NSC officials were alternately perplexed and alarmed at the behavior of Giuliani, who had campaigned for the removal of Yovanovitch and stated in cable television interviews that he urged Ukraine to reopen a corruption investigation by an energy company, Hunter Biden, of Son of the former vice president, paid $ 100,000 a month to act as a board member.
Biden was criticized for taking this position while his father served as vice president and was involved in Ukrainian politics. However, the younger Biden has never been accused of misconduct in his function as board member of Burisma, and there is no evidence that the objections of Giuliani and others, Joe Biden, have intervened inappropriately.
In talks with Giuliani, Trump increasingly concentrated on plots in Kiev, including the bizarre claim that the Democratic National Committee had not been hacked by Russian intelligence in 2016, and the evidence – the infected machines – had been smuggled into Ukraine and Kiev been hidden.
Concern over the government's interactions with Ukraine continued to grow as US Ambassador to the European Union, Gordon Sondland, said it had been tasked by the President with relations with Kiev. Sondland, who had run a hotel business, received the Brussels Ambassador's Office after supporting Trump's inauguration with a million dollars.
The agenda of Sondland in Ukraine became clear during a White House meeting in early July with Bolton, then the US. Special Representative for Ukraine Kurt Volker and two advisers to the new President of Ukraine.
In a broader discussion in which White House officials encouraged Ukraine to continue its work on eradicating corruption in the country's energy sector, Sondland blurted out that there were such "investigations that have come to an end and need to be re-launched ", said a familiar with the matter US official.

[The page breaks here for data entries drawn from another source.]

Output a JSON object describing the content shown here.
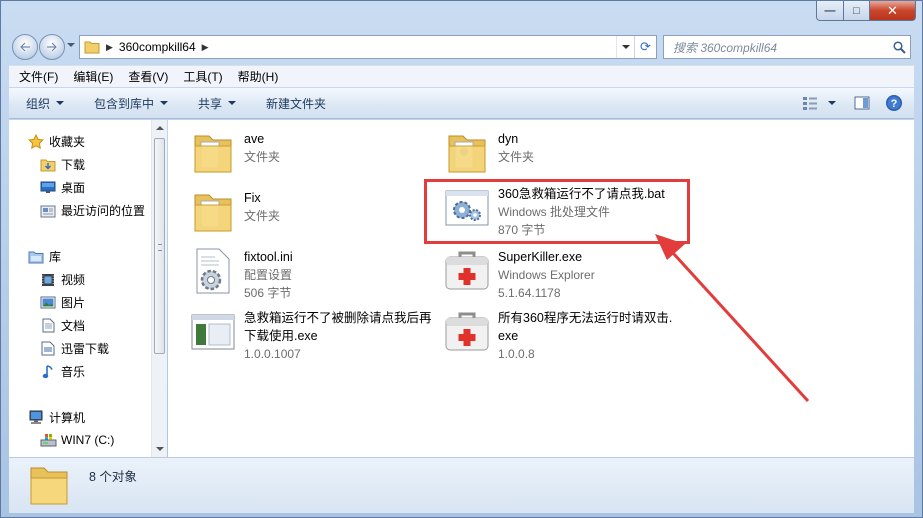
{
  "window": {
    "caption_buttons": {
      "minimize": "—",
      "maximize": "□",
      "close": "✕"
    }
  },
  "address": {
    "path_segment": "360compkill64",
    "search_placeholder": "搜索 360compkill64"
  },
  "menubar": {
    "items": [
      "文件(F)",
      "编辑(E)",
      "查看(V)",
      "工具(T)",
      "帮助(H)"
    ]
  },
  "toolbar": {
    "organize": "组织",
    "include_in_library": "包含到库中",
    "share": "共享",
    "new_folder": "新建文件夹"
  },
  "sidebar": {
    "favorites": {
      "label": "收藏夹",
      "items": [
        "下载",
        "桌面",
        "最近访问的位置"
      ]
    },
    "libraries": {
      "label": "库",
      "items": [
        "视频",
        "图片",
        "文档",
        "迅雷下载",
        "音乐"
      ]
    },
    "computer": {
      "label": "计算机",
      "items": [
        "WIN7 (C:)"
      ]
    }
  },
  "files": [
    {
      "name": "ave",
      "line2": "文件夹",
      "line3": "",
      "icon": "folder-icon"
    },
    {
      "name": "dyn",
      "line2": "文件夹",
      "line3": "",
      "icon": "folder-icon"
    },
    {
      "name": "Fix",
      "line2": "文件夹",
      "line3": "",
      "icon": "folder-icon"
    },
    {
      "name": "360急救箱运行不了请点我.bat",
      "line2": "Windows 批处理文件",
      "line3": "870 字节",
      "icon": "batch-file-gears-icon"
    },
    {
      "name": "fixtool.ini",
      "line2": "配置设置",
      "line3": "506 字节",
      "icon": "ini-settings-icon"
    },
    {
      "name": "SuperKiller.exe",
      "line2": "Windows Explorer",
      "line3": "5.1.64.1178",
      "icon": "first-aid-kit-icon"
    },
    {
      "name": "急救箱运行不了被删除请点我后再",
      "name2": "下载使用.exe",
      "line2": "1.0.0.1007",
      "icon": "app-window-icon"
    },
    {
      "name": "所有360程序无法运行时请双击.",
      "name2": "exe",
      "line2": "1.0.0.8",
      "icon": "first-aid-kit-icon"
    }
  ],
  "status": {
    "count": "8 个对象"
  },
  "colors": {
    "highlight": "#e23c3c",
    "accent": "#2d6bc4"
  }
}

High-ranking officials understood Sondland's statement as an indication of Burisma and Biden. "Bolton went ballistic" after the meeting, the official said. In the following days, high-ranking NSC officials such as Bolton and Kupperman clamored over their concerns about Ukraine.
These concerns were also shared with Bill Taylor, who had been sent to Ukraine to act as acting US Ambassador following Yovanovitch's dismissal. Taylor expressed Sondland in a series of text messages before and after Trump's call.
"President Zelenskyy is sensitive to Ukraine being taken seriously, not just an instrument in Washington's domestic and reelection policies," Taylor wrote to Sondland the previous day. Weeks later, Taylor's tone became more alarmed.
"As I said on the phone, I find it crazy to withhold security support for a political campaign," he wrote to Sondland.
Sondland resigned from a timeline appearance before investigators impeached this week after being ordered not to participate in the government. Negotiations with other officials, however, seem to be on track. Yovanovitch is scheduled to testify Friday, and Fiona Hill, who has been the chief adviser to the White House for Russia, will meet with congressional investigators on Monday.
Paul Sun and Julie Tate contributed to this report.